▶ **Task**
Go over the entries below line by line, copying each one that contains the word "Properties".

▶ **Data provided**
[Start of section]

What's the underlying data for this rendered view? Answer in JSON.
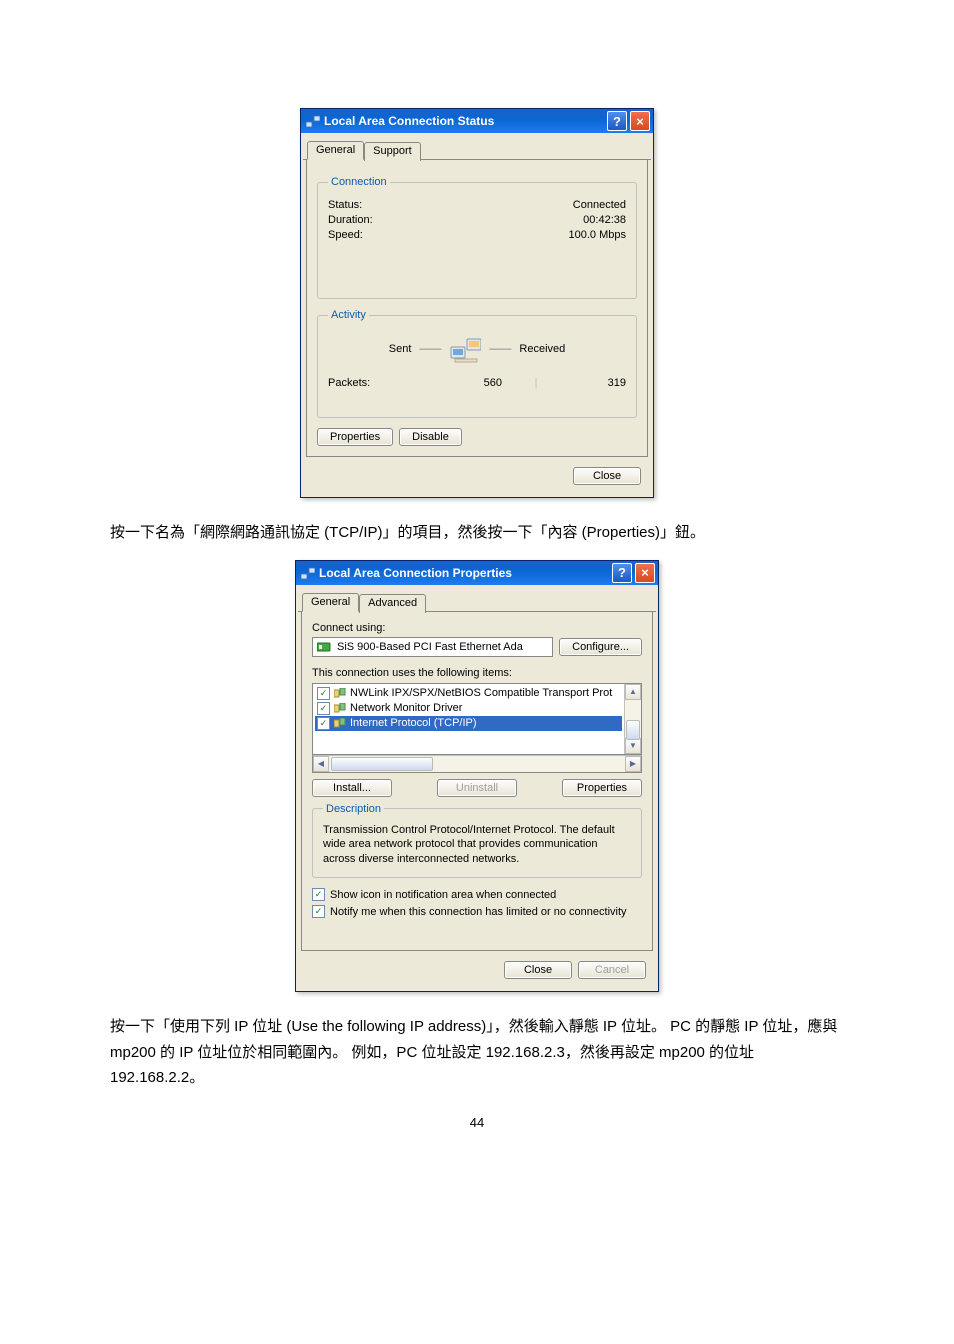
{
  "status_dialog": {
    "title": "Local Area Connection Status",
    "tabs": {
      "general": "General",
      "support": "Support"
    },
    "connection_group": "Connection",
    "status_label": "Status:",
    "status_value": "Connected",
    "duration_label": "Duration:",
    "duration_value": "00:42:38",
    "speed_label": "Speed:",
    "speed_value": "100.0 Mbps",
    "activity_group": "Activity",
    "sent_label": "Sent",
    "received_label": "Received",
    "packets_label": "Packets:",
    "packets_sent": "560",
    "packets_received": "319",
    "properties_btn": "Properties",
    "disable_btn": "Disable",
    "close_btn": "Close"
  },
  "paragraph1": "按一下名為「網際網路通訊協定 (TCP/IP)」的項目，然後按一下「內容 (Properties)」鈕。",
  "props_dialog": {
    "title": "Local Area Connection Properties",
    "tabs": {
      "general": "General",
      "advanced": "Advanced"
    },
    "connect_using_label": "Connect using:",
    "adapter_name": "SiS 900-Based PCI Fast Ethernet Ada",
    "configure_btn": "Configure...",
    "items_label": "This connection uses the following items:",
    "item1": "NWLink IPX/SPX/NetBIOS Compatible Transport Prot",
    "item2": "Network Monitor Driver",
    "item3": "Internet Protocol (TCP/IP)",
    "install_btn": "Install...",
    "uninstall_btn": "Uninstall",
    "properties_btn": "Properties",
    "description_group": "Description",
    "description_text": "Transmission Control Protocol/Internet Protocol. The default wide area network protocol that provides communication across diverse interconnected networks.",
    "show_icon_label": "Show icon in notification area when connected",
    "notify_label": "Notify me when this connection has limited or no connectivity",
    "close_btn": "Close",
    "cancel_btn": "Cancel"
  },
  "paragraph2": "按一下「使用下列 IP 位址 (Use the following IP address)」，然後輸入靜態 IP 位址。 PC 的靜態 IP 位址，應與 mp200 的 IP 位址位於相同範圍內。 例如，PC 位址設定 192.168.2.3，然後再設定 mp200 的位址 192.168.2.2。",
  "page_number": "44"
}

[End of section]

▶ **Solved problem**
    "properties_btn": "Properties",
  "paragraph1": "按一下名為「網際網路通訊協定 (TCP/IP)」的項目，然後按一下「內容 (Properties)」鈕。",
    "title": "Local Area Connection Properties",
    "properties_btn": "Properties",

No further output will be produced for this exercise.